Formal scholarly publishing is characterized by a process of selection, editing, printing and distribution of an authors content by an intermediary (preferably one with some name recognition). Informal scholarly publication, by comparison, describes the dissemination of content (sometimes called "gray literature") that generally has not passed through these processes, such as working papers, lecture notes, student newsletters, etc. In the past decade, the range and importance of the latter has been dramatically expanded by information technology, as scholars increasingly turn to preprint servers, blogs, listservs, and institutional repositories, to share their work, ideas, data, opinions, and critiques. These forms of informal publication have become pervasive in the university and college environment. As scholars increasingly rely on these channels to share and find information, the boundaries between formal and informal publication will blur. These changes in the behavior of scholars will require changes in the approaches universities take to all kinds of publishing.
The future of scholarly communications
- Everything must be electronic
- Scholars will rely on deeply integrated electronic research/publishing environments

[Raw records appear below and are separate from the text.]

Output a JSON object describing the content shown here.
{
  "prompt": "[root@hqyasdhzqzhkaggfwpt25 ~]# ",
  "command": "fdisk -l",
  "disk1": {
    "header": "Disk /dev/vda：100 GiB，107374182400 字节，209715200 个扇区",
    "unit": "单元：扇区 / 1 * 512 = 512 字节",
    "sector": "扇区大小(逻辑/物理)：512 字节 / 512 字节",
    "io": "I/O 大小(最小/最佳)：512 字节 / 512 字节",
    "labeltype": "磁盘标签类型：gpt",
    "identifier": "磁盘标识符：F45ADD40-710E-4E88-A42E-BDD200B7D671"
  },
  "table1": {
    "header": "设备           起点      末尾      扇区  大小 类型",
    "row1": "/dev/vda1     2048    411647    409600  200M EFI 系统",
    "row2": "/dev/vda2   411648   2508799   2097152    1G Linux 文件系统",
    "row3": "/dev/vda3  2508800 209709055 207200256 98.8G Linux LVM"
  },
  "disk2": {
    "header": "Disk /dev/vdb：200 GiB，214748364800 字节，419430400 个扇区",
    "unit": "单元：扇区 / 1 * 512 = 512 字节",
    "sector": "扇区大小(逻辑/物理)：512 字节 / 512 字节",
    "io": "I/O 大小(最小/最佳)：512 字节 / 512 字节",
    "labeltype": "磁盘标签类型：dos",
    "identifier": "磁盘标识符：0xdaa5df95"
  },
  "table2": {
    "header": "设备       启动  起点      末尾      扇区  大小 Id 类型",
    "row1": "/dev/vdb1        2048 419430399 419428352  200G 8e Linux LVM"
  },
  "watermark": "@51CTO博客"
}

- Multimedia and multi-format delivery will become increasingly important
- New forms of content will enable new economic models